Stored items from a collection
-------------------------

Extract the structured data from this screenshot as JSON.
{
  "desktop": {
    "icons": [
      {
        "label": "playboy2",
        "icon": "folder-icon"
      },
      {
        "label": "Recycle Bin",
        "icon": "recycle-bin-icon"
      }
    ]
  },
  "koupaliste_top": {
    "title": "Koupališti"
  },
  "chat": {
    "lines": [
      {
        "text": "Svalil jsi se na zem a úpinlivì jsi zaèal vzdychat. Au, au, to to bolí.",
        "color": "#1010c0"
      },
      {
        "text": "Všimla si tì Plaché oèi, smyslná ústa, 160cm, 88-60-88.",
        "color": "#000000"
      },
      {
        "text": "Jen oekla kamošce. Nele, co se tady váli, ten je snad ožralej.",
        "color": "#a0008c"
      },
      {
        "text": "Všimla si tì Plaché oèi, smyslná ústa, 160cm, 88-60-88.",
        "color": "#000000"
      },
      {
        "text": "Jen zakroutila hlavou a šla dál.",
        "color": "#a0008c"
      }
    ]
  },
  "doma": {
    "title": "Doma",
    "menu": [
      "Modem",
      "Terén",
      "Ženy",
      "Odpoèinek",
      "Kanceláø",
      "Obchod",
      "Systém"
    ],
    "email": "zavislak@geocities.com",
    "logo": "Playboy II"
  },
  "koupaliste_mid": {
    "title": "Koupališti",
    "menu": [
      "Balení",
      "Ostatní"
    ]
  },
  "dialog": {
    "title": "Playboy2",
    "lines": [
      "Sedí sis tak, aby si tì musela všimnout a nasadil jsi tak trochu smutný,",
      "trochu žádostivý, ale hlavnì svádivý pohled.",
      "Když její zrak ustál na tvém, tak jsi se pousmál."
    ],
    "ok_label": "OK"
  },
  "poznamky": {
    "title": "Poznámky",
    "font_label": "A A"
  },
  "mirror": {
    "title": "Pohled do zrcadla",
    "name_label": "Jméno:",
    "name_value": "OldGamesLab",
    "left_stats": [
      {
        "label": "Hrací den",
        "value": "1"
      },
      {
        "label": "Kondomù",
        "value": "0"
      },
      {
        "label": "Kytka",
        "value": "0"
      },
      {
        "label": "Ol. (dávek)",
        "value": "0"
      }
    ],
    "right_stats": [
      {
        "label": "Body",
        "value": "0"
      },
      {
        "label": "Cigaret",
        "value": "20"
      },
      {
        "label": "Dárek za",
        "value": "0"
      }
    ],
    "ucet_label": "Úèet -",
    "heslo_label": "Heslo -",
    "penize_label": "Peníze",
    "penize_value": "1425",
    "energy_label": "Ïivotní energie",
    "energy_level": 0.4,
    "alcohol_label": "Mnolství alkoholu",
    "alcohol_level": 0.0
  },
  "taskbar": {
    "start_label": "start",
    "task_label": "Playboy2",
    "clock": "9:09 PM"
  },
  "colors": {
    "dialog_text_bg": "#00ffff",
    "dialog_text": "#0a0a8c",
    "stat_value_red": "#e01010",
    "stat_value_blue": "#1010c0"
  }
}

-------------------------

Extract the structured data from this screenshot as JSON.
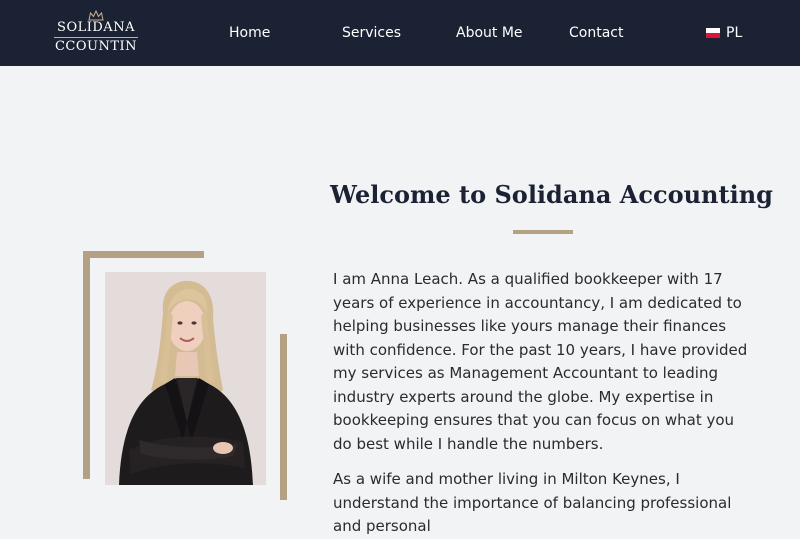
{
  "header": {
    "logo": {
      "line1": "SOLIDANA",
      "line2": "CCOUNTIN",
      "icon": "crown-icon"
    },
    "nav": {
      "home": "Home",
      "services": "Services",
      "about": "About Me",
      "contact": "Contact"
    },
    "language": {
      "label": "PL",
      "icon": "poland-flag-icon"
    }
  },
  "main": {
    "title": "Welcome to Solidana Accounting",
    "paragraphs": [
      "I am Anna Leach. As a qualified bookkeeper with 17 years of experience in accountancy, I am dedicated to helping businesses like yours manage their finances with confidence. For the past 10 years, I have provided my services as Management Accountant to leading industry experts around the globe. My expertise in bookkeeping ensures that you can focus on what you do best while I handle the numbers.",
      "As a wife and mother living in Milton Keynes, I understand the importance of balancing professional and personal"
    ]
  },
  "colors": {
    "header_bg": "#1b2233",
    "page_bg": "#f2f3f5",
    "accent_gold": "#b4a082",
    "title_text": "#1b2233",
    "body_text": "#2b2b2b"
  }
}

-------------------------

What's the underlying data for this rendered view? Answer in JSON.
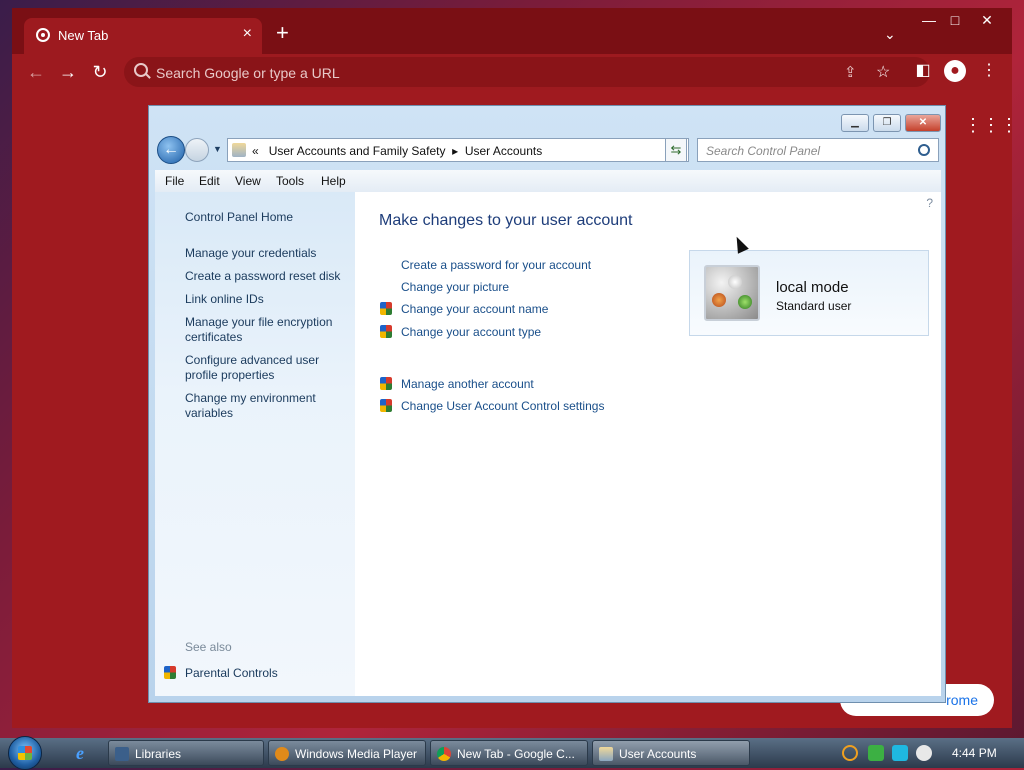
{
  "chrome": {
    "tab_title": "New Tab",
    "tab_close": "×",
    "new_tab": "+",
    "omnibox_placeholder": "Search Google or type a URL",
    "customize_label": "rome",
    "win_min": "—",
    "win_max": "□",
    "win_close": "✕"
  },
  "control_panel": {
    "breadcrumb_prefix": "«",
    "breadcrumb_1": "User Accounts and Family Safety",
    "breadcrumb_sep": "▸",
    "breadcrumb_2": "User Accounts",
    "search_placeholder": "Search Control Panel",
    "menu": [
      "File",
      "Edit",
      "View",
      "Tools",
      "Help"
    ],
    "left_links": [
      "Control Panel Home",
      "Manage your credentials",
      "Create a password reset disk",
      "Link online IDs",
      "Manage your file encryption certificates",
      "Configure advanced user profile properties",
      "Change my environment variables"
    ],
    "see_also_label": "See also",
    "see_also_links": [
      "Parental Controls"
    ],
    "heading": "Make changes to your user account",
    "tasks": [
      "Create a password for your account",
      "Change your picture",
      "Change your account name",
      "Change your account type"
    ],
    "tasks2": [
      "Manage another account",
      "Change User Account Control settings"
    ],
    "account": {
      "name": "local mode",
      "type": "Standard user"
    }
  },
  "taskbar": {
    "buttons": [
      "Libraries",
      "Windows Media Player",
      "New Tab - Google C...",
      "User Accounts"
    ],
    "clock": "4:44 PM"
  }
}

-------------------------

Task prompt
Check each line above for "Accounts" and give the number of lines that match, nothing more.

Response
3